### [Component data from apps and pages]
- - -
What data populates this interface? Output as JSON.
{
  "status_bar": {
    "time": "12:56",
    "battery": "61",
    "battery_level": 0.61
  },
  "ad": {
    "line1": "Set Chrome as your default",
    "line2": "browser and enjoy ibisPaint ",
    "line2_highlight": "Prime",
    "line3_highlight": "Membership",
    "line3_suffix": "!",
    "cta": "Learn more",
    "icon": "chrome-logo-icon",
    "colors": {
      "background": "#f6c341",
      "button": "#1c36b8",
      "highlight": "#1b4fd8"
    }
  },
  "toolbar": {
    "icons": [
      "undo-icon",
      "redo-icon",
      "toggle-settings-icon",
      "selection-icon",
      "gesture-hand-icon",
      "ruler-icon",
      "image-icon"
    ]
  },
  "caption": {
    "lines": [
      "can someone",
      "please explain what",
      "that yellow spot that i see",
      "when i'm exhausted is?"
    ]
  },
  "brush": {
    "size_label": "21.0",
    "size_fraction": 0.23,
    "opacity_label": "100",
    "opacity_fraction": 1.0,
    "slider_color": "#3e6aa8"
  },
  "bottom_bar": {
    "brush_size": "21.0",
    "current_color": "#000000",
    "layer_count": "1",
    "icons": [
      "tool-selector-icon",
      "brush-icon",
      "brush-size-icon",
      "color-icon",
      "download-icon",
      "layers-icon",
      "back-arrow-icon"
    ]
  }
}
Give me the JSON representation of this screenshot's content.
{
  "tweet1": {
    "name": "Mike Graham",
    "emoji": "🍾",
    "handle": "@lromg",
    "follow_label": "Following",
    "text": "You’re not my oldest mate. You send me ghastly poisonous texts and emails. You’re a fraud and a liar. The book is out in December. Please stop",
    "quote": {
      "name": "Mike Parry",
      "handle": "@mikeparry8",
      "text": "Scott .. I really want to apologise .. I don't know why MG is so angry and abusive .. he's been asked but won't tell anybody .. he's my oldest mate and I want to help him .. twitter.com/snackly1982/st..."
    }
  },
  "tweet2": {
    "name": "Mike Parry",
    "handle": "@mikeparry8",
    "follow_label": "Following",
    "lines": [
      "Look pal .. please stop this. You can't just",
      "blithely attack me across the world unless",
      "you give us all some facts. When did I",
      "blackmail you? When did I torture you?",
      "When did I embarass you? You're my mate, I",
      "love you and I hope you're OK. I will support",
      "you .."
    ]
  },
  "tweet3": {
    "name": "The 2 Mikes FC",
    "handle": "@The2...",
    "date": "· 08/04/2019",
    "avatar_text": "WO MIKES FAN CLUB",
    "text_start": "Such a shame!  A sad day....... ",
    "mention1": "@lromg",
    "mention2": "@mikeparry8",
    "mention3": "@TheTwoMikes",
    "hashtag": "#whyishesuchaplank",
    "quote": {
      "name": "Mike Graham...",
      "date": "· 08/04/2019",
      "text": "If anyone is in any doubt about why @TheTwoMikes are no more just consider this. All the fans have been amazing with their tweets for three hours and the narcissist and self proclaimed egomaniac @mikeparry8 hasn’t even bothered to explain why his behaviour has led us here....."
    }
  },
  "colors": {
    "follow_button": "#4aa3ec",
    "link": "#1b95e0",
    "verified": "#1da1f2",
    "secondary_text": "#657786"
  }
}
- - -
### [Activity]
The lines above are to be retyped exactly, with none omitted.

### [Written response]
What data populates this interface? Output as JSON.
{
  "status_bar": {
    "time": "12:56",
    "battery": "61",
    "battery_level": 0.61
  },
  "ad": {
    "line1": "Set Chrome as your default",
    "line2": "browser and enjoy ibisPaint ",
    "line2_highlight": "Prime",
    "line3_highlight": "Membership",
    "line3_suffix": "!",
    "cta": "Learn more",
    "icon": "chrome-logo-icon",
    "colors": {
      "background": "#f6c341",
      "button": "#1c36b8",
      "highlight": "#1b4fd8"
    }
  },
  "toolbar": {
    "icons": [
      "undo-icon",
      "redo-icon",
      "toggle-settings-icon",
      "selection-icon",
      "gesture-hand-icon",
      "ruler-icon",
      "image-icon"
    ]
  },
  "caption": {
    "lines": [
      "can someone",
      "please explain what",
      "that yellow spot that i see",
      "when i'm exhausted is?"
    ]
  },
  "brush": {
    "size_label": "21.0",
    "size_fraction": 0.23,
    "opacity_label": "100",
    "opacity_fraction": 1.0,
    "slider_color": "#3e6aa8"
  },
  "bottom_bar": {
    "brush_size": "21.0",
    "current_color": "#000000",
    "layer_count": "1",
    "icons": [
      "tool-selector-icon",
      "brush-icon",
      "brush-size-icon",
      "color-icon",
      "download-icon",
      "layers-icon",
      "back-arrow-icon"
    ]
  }
}
Give me the JSON representation of this screenshot's content.
{
  "tweet1": {
    "name": "Mike Graham",
    "emoji": "🍾",
    "handle": "@lromg",
    "follow_label": "Following",
    "text": "You’re not my oldest mate. You send me ghastly poisonous texts and emails. You’re a fraud and a liar. The book is out in December. Please stop",
    "quote": {
      "name": "Mike Parry",
      "handle": "@mikeparry8",
      "text": "Scott .. I really want to apologise .. I don't know why MG is so angry and abusive .. he's been asked but won't tell anybody .. he's my oldest mate and I want to help him .. twitter.com/snackly1982/st..."
    }
  },
  "tweet2": {
    "name": "Mike Parry",
    "handle": "@mikeparry8",
    "follow_label": "Following",
    "lines": [
      "Look pal .. please stop this. You can't just",
      "blithely attack me across the world unless",
      "you give us all some facts. When did I",
      "blackmail you? When did I torture you?",
      "When did I embarass you? You're my mate, I",
      "love you and I hope you're OK. I will support",
      "you .."
    ]
  },
  "tweet3": {
    "name": "The 2 Mikes FC",
    "handle": "@The2...",
    "date": "· 08/04/2019",
    "avatar_text": "WO MIKES FAN CLUB",
    "text_start": "Such a shame!  A sad day....... ",
    "mention1": "@lromg",
    "mention2": "@mikeparry8",
    "mention3": "@TheTwoMikes",
    "hashtag": "#whyishesuchaplank",
    "quote": {
      "name": "Mike Graham...",
      "date": "· 08/04/2019",
      "text": "If anyone is in any doubt about why @TheTwoMikes are no more just consider this. All the fans have been amazing with their tweets for three hours and the narcissist and self proclaimed egomaniac @mikeparry8 hasn’t even bothered to explain why his behaviour has led us here....."
    }
  },
  "colors": {
    "follow_button": "#4aa3ec",
    "link": "#1b95e0",
    "verified": "#1da1f2",
    "secondary_text": "#657786"
  }
}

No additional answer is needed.